[Start of Attachment]

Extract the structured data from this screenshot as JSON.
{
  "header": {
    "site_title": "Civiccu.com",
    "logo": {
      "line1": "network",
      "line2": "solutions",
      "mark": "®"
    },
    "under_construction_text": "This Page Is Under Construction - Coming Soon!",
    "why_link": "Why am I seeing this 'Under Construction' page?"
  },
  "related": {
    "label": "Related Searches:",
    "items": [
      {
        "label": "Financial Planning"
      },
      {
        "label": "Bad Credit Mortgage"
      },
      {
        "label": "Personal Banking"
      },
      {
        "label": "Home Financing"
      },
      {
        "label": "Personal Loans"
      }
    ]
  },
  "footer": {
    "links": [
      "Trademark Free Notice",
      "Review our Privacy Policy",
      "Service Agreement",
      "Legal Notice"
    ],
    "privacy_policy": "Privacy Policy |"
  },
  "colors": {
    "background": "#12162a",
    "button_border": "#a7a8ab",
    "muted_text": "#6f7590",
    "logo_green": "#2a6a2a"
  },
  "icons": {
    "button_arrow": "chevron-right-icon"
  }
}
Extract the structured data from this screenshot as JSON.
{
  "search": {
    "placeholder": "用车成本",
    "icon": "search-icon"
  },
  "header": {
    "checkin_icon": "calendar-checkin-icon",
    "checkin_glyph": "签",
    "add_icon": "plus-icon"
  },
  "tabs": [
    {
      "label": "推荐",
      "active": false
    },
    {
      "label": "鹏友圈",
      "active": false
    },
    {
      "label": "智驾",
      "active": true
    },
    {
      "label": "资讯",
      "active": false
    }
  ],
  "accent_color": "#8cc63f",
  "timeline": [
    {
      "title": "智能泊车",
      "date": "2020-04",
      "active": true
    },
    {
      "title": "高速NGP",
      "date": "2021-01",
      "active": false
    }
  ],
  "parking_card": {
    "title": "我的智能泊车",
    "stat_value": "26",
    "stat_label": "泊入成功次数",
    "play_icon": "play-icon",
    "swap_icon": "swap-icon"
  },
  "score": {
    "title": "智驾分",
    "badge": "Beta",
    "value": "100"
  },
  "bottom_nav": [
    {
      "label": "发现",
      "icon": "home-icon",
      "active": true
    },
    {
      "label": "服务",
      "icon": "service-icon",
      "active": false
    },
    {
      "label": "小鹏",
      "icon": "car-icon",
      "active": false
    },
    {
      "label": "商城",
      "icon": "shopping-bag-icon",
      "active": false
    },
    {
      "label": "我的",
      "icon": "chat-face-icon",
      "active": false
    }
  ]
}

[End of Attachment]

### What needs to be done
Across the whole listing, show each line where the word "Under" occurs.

### Result below
    "under_construction_text": "This Page Is Under Construction - Coming Soon!",
    "why_link": "Why am I seeing this 'Under Construction' page?"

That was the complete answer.